■ Available data ■
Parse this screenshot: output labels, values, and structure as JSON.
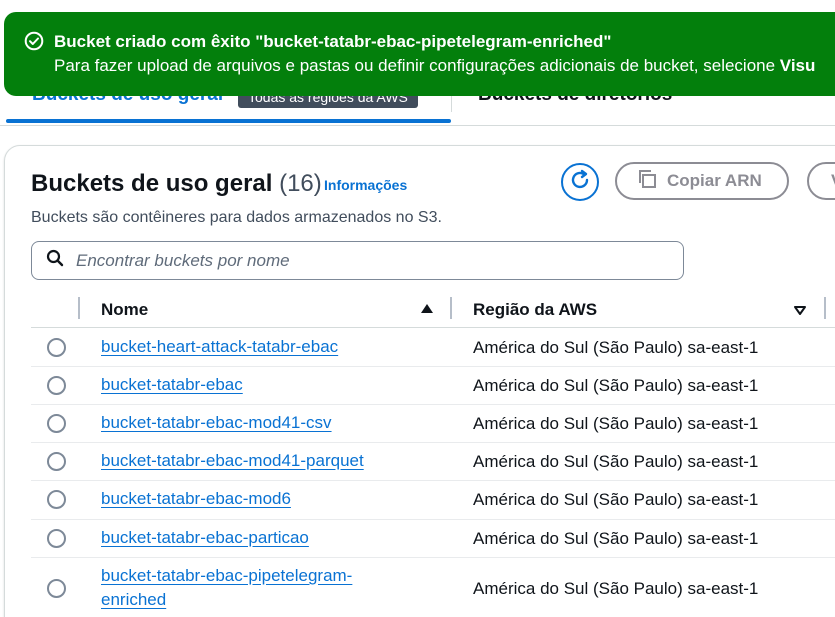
{
  "flash": {
    "title": "Bucket criado com êxito \"bucket-tatabr-ebac-pipetelegram-enriched\"",
    "message": "Para fazer upload de arquivos e pastas ou definir configurações adicionais de bucket, selecione ",
    "message_bold": "Visu",
    "icon": "check-circle-icon",
    "color": "#037f0c"
  },
  "tabs": {
    "general": "Buckets de uso geral",
    "badge": "Todas as regiões da AWS",
    "directory": "Buckets de diretórios"
  },
  "header": {
    "title": "Buckets de uso geral",
    "count": "(16)",
    "info": "Informações",
    "description": "Buckets são contêineres para dados armazenados no S3."
  },
  "actions": {
    "refresh_icon": "refresh-icon",
    "copy_arn": "Copiar ARN",
    "more": "V"
  },
  "search": {
    "placeholder": "Encontrar buckets por nome"
  },
  "table": {
    "columns": {
      "name": "Nome",
      "region": "Região da AWS"
    },
    "rows": [
      {
        "name": "bucket-heart-attack-tatabr-ebac",
        "region": "América do Sul (São Paulo) sa-east-1"
      },
      {
        "name": "bucket-tatabr-ebac",
        "region": "América do Sul (São Paulo) sa-east-1"
      },
      {
        "name": "bucket-tatabr-ebac-mod41-csv",
        "region": "América do Sul (São Paulo) sa-east-1"
      },
      {
        "name": "bucket-tatabr-ebac-mod41-parquet",
        "region": "América do Sul (São Paulo) sa-east-1"
      },
      {
        "name": "bucket-tatabr-ebac-mod6",
        "region": "América do Sul (São Paulo) sa-east-1"
      },
      {
        "name": "bucket-tatabr-ebac-particao",
        "region": "América do Sul (São Paulo) sa-east-1"
      },
      {
        "name": "bucket-tatabr-ebac-pipetelegram-enriched",
        "region": "América do Sul (São Paulo) sa-east-1"
      }
    ]
  },
  "colors": {
    "link": "#0972d3",
    "success": "#037f0c"
  }
}
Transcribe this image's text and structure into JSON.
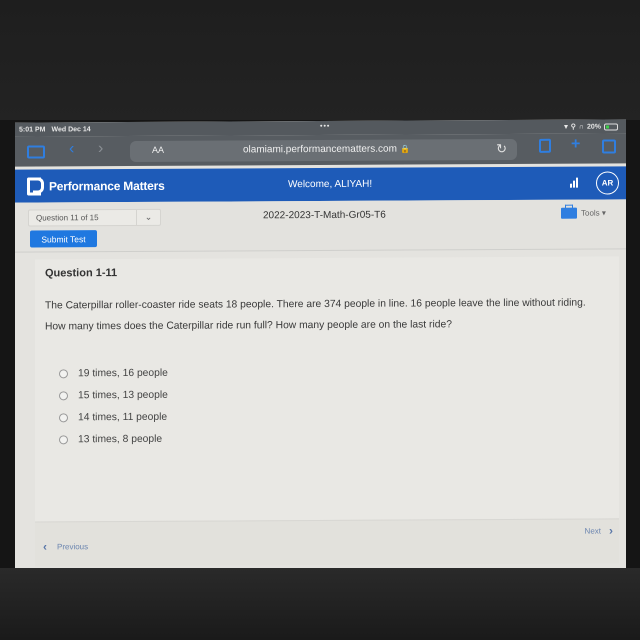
{
  "status_bar": {
    "time": "5:01 PM",
    "date": "Wed Dec 14",
    "more": "•••",
    "battery": "20%"
  },
  "browser": {
    "aa_label": "AA",
    "url": "olamiami.performancematters.com",
    "lock_icon": "🔒",
    "reload_icon": "↻",
    "back_icon": "‹",
    "forward_icon": "›",
    "new_tab_icon": "+"
  },
  "app": {
    "brand": "Performance Matters",
    "welcome": "Welcome, ALIYAH!",
    "avatar_initials": "AR",
    "brand_color": "#1e5bb8"
  },
  "sub_header": {
    "question_selector": "Question 11 of 15",
    "chevron": "⌄",
    "test_name": "2022-2023-T-Math-Gr05-T6",
    "tools_label": "Tools ▾",
    "submit_label": "Submit Test",
    "submit_color": "#1f78e0"
  },
  "question": {
    "title": "Question 1-11",
    "text": "The Caterpillar roller-coaster ride seats 18 people. There are 374 people in line. 16 people leave the line without riding.  How many times does the Caterpillar ride run full? How many people are on the last ride?",
    "options": [
      {
        "label": "19 times, 16 people"
      },
      {
        "label": "15 times, 13 people"
      },
      {
        "label": "14 times, 11 people"
      },
      {
        "label": "13 times, 8 people"
      }
    ]
  },
  "footer": {
    "previous_label": "Previous",
    "next_label": "Next",
    "prev_icon": "‹",
    "next_icon": "›"
  }
}
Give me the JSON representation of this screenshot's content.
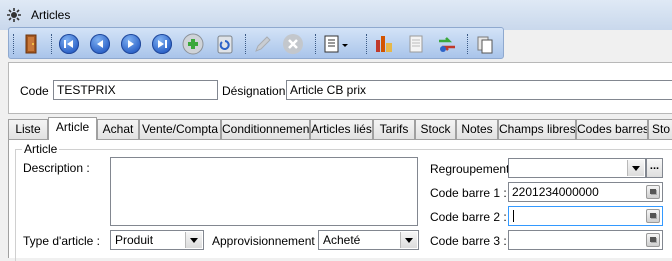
{
  "window": {
    "title": "Articles"
  },
  "toolbar": {
    "buttons": [
      "exit-door-icon",
      "first-record-icon",
      "previous-record-icon",
      "next-record-icon",
      "last-record-icon",
      "add-record-icon",
      "refresh-icon",
      "edit-pencil-icon",
      "delete-icon",
      "report-menu-icon",
      "stock-chart-icon",
      "document-icon",
      "transfer-icon",
      "copy-icon"
    ]
  },
  "header": {
    "code_label": "Code :",
    "code_value": "TESTPRIX",
    "designation_label": "Désignation :",
    "designation_value": "Article CB prix"
  },
  "tabs": [
    {
      "label": "Liste"
    },
    {
      "label": "Article",
      "active": true
    },
    {
      "label": "Achat"
    },
    {
      "label": "Vente/Compta"
    },
    {
      "label": "Conditionnement"
    },
    {
      "label": "Articles liés"
    },
    {
      "label": "Tarifs"
    },
    {
      "label": "Stock"
    },
    {
      "label": "Notes"
    },
    {
      "label": "Champs libres"
    },
    {
      "label": "Codes barres"
    },
    {
      "label": "Sto"
    }
  ],
  "article": {
    "group_title": "Article",
    "description_label": "Description :",
    "description_value": "",
    "type_label": "Type d'article :",
    "type_value": "Produit",
    "appro_label": "Approvisionnement :",
    "appro_value": "Acheté",
    "regroupement_label": "Regroupement :",
    "regroupement_value": "",
    "regroupement_more": "...",
    "barcode1_label": "Code barre 1 :",
    "barcode1_value": "2201234000000",
    "barcode2_label": "Code barre 2 :",
    "barcode2_value": "",
    "barcode3_label": "Code barre 3 :",
    "barcode3_value": ""
  },
  "colors": {
    "toolbar_top": "#d3e3f7",
    "toolbar_bottom": "#a9c4ea",
    "nav_button": "#2d63c8",
    "focus_border": "#3399ff"
  }
}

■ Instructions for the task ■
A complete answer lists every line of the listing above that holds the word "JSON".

■ Result for this exercise ■
Parse this screenshot: output labels, values, and structure as JSON.
Transcribe this image's text and structure into JSON.
Give me the JSON representation of this screenshot's content.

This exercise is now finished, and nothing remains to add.